The consolation of fairy stories, the joy of the happy ending: or more correctly of the good catastrophe, the sudden joyous "turn" (for there is no true end to any fairytale): this joy, which is one of the things which fairy-stories can produce supremely well, is not essentially "escapist," nor "fugitive." In its fairytale--or otherworld--setting, it is a sudden and miraculous grace: never to be counted on to recur.--J. R. R. Tolkien, "On Fairy Stories" (evangelium = gospel)
It does not deny the existence of dyscatastrophe, of sorrow and failure: the possibility of these is necessary to the joy of deliverance; it denies (in the face of much evidence) universal and final defeat and in so far is evangelium, giving a fleeting glimpse of Joy, Joy beyond the walls of the world, poignant as grief.
The peculiar quality of the "joy" in successful fantasy can then be explained as a sudden glimpse of the underlying reality or truth.
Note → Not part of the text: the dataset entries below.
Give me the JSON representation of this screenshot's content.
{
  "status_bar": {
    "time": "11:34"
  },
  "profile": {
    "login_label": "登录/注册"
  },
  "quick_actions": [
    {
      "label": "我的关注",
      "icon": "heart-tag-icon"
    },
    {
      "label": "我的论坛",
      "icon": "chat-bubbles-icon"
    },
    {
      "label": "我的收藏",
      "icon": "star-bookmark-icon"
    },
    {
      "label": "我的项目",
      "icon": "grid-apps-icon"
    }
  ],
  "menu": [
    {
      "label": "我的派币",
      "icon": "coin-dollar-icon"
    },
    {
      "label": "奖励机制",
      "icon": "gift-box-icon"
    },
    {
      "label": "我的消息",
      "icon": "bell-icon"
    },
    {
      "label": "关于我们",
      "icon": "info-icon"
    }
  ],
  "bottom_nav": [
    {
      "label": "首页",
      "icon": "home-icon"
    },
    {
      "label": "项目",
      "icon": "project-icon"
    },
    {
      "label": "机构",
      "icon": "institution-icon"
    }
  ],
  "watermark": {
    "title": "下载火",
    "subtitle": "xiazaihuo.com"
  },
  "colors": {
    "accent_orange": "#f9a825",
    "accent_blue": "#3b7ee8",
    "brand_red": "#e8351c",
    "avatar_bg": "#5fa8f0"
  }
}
It is . . . a "consolation" for the sorrow of this world. . . . But in the "eucatastrophe" we see in a brief vision that the answer may be greater--it may be a faroff gleam or echo of evangelium in the real world.
HT: Jerram Barrs